The happy times of cheap money are drawing to a close as the U.S. Federal Reserve finds it increasingly difficult to justify keeping its key rate near zero. Canadian consumers and companies will also likely find that borrowing is more expensive. Brian Carney, vice president at Canso Investment Counsel, told Financial Pipeline co-editor Malcolm Morrison that companies are likely better prepared for this eventuality than the average consumer who thinks that cheap money has always been available and always will be.
BC: There is a normal amount of issuance that needs to be done as bonds mature, they need to be refinanced.
MM: The rollover…
BC: The rollover effect. There’s also merger and acquisition activities spawns the need for financings in the bond market. So undoubtedly, if interest rates go higher and credit spreads risk premium react and go wider. Combine those two things together, then Canadian corporations will have to pay more for money. That being said, we’re starting from a fairly low base because interest rates have been so low and credit spreads, up until recently, have been fairly tight, Canadian corporates have really been the beneficiary of a very, very attractive borrowing environment. No doubt, as rates move wider, if credit spreads move wider, they’re going to have to pay more and they’re going to have to factor that in. The fortunate thing for them is they’re starting from a pretty low base. So that’s Canadian corporates.
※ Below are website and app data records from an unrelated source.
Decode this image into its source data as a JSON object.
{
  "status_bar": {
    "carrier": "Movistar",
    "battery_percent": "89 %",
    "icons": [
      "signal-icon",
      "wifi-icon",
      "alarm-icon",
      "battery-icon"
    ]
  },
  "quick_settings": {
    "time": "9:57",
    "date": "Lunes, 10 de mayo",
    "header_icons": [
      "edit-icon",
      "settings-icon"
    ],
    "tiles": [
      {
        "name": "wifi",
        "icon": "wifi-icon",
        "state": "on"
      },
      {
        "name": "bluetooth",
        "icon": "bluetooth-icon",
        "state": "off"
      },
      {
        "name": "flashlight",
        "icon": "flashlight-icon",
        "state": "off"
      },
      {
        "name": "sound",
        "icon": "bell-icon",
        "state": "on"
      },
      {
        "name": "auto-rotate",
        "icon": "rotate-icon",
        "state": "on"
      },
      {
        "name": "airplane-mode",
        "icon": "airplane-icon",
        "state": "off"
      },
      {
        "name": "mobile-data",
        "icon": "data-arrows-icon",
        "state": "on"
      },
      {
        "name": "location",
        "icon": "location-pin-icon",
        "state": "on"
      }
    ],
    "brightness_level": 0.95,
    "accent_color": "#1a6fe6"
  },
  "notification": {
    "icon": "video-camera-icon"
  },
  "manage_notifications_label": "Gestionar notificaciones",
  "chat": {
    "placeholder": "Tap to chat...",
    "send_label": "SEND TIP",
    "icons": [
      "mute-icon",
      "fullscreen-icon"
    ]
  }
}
I would say the Canadian individual is probably less prepared for rising interest rates and to the extent, fixed rate mortgages are calibrated off five year government of Canada bonds and those are moving higher, then ultimately mortgage rates will go higher.